Tag Archives: Greeks

Hippocrates, abortion, and cutting for stone

John Raffensperger Fort Meyers, Florida, United States   Two methods of lithotomic position recommended by Sushruta. From Mukhopadhyaya G. The surgical instruments of the Hindus. (vol 2) Calcutta University Press 1914 pp 79 – 80 [public domain] Physicians who take The Oath of Hippocrates swear not to perform abortions or operate for bladder stones: Similarly, […]

What can physicians learn from Benjamin Rush, blood, and the Red Cross?

Ryan Hill Jamestown, Rhode Island, United States   Portrait by Charles Willson Peale, Benjamin Rush, circa 1818. Independence National Historical Park. Accessed via Wikimedia Commons. Despite the adamant opposition he encountered from many of his contemporaries, Dr. Benjamin Rush was undeterred; he was certain that bloodletting was the most prudent of all medical procedures and remained […]

Bloody beginnings of hematology

Sherin Jose Chockattu Bengaluru, India Bloodletting in 1860 – one of only three known photographs of the procedure. This photo is from the Burns Archive collection. Source His pole, with pewter basins hung, Black, rotten teeth in order strung, Rang’d cups that in the window stood, Lin’d with red rags, to look like blood, Did […]

Of luxuriant manes and in praise of baldness

Frank Gonzalez-Crussi Chicago, Illinois, United States   Figure 1. Voltaire rising from bed (Le Lever du Philosophe de Fer***X), by Jean Huber (1721-1786), after a painting by the same artist. Print acquired by the British Museum in 1861. The feverish imagination of poets has ever eulogized the beauty of feminine hair. The beloved’s hair has […]

Dialogues of comfort
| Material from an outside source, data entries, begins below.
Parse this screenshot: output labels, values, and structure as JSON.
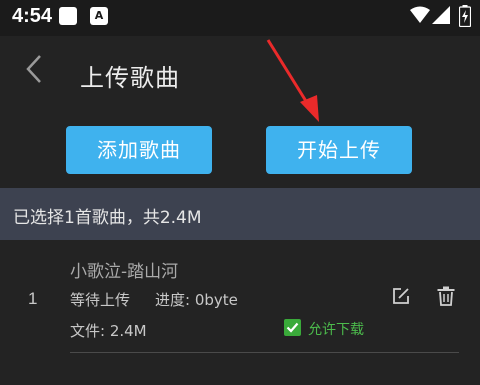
{
  "status_bar": {
    "time": "4:54",
    "notification_icons": [
      "square-icon",
      "a-app-icon"
    ],
    "system_icons": [
      "wifi-icon",
      "signal-icon",
      "battery-charging-icon"
    ]
  },
  "header": {
    "title": "上传歌曲",
    "back_icon": "chevron-left-icon"
  },
  "actions": {
    "add_label": "添加歌曲",
    "start_label": "开始上传"
  },
  "summary": {
    "text": "已选择1首歌曲，共2.4M"
  },
  "songs": [
    {
      "index": "1",
      "title": "小歌泣-踏山河",
      "status": "等待上传",
      "progress": "进度: 0byte",
      "file": "文件: 2.4M",
      "allow_download_label": "允许下载",
      "allow_download": true
    }
  ],
  "colors": {
    "accent": "#3fb2ee",
    "summary_bg": "#3d4250",
    "background": "#232323",
    "checkbox": "#3aaa3a",
    "annotation_arrow": "#ea2a2a"
  }
}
Anthony Papagiannis Thessaloniki, Greece   Roman copy of a bust of Homer, 2nd century AD, British Museum, London. My patient is a veteran physician, quite advanced in years but mentally lucid and fully aware of his condition. His disease is incurable, and he is in need of a chest aspiration for symptomatic relief of his breathlessness. […]